There are many more stories like this, telling of a myriad of health problems caused by soy. An executive secretary in her 50's with thyroid problems tells of how the hidden soy added to the bread she was eating caused such severe forgetfulness that she couldn't perform her job. When she stopped eating soy, the mental problems went away.

Read about why soy is bad for you here:

November 3, 2013

Gluten Free Onion Soup Mix Bean Dip

It’s game day (football) in our house and everyone wants to snack.
So I decided to use the Onion Mix that I got from Trader Joe’s. It’s a new item for our local store.

Since we don’t eat any dairy we couldn’t use sour cream or yogurt for this. I decided to use white beans as a substitute for the dairy.
I think it turned out pretty good. The family is eating it up so that’s all that matters.
2 cans of organic white beans drained
1 packet of Trader Joes Onion Mix /dip
1 tea spoon of olive oil
1/8 cup of water (a little more or less depending how well you drained the beans)
I blended the beans with my handheld mixer.
I then incorporated the rest of the ingredients with a spoon. Chill for at least an hour before serving.

When I served it I put a little Slap Ya Mama on top—my family loves things spicy and sprinkled at little flat leaf (Italian) parsley.
I think it tastes great as is but I also think you can doctor it up if you're having a party or for the holidays…garlic, green onions (scallions), olives, red onions, a little lemon juice…

I  also think this would make a great sandwich spread...I think I'm going to go make myself a sandwich ;o)

November 2, 2013

Udi's Gluten Free Bread Is Larger At Costco!

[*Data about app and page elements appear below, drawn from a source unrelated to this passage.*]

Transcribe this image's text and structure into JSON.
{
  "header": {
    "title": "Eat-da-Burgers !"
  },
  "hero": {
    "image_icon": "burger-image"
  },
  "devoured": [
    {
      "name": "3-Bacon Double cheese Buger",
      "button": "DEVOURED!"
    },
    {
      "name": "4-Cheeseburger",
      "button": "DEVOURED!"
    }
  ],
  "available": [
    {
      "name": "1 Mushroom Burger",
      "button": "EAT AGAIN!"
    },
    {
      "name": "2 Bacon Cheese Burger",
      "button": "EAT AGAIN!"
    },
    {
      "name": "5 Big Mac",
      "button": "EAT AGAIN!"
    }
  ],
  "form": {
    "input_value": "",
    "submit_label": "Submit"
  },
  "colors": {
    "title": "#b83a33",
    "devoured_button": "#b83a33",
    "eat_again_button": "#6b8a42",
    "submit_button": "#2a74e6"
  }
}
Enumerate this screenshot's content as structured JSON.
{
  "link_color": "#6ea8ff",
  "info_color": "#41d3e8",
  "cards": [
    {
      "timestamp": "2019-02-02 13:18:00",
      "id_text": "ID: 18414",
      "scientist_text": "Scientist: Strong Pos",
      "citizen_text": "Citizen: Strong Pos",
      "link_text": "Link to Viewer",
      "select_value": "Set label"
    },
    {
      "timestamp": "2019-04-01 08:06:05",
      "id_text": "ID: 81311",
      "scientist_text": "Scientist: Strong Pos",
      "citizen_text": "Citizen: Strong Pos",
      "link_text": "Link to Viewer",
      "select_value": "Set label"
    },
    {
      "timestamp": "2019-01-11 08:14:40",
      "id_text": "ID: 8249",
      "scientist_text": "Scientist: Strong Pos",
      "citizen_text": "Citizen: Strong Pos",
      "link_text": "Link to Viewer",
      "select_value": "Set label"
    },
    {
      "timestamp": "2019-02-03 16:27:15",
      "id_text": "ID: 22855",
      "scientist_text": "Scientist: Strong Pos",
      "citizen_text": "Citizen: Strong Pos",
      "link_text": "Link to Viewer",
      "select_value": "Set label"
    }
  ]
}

I’m so excited to find Udi’s bread at Costco! It’s a huge loaf with normal size slices and guess what?!?! it cost the exact same as what I pay for the smaller loaf at Trader Joes. In Costco it's located in the frozen section.
Check out the difference in size.
The loaf at Costco is 30 oz.
The loaf at Trader Joes is 12oz.
I made a simple breakfast sandwich for Johnny with the larger slices and he loved it!! This fast meal is packed full of protein and good fat.
I toasted the bread and used coconut oil for the "butter". I used two organic eggs and a handful of fresh organic spinach and just scrambled them together. I salted & peppered a few tomatoes slices leftover from the garden (the addition of avocado would have been great on this sandwich...sadly I didn't have one. It would have added a little more protein & fat to keep you filled up and satisfied longer).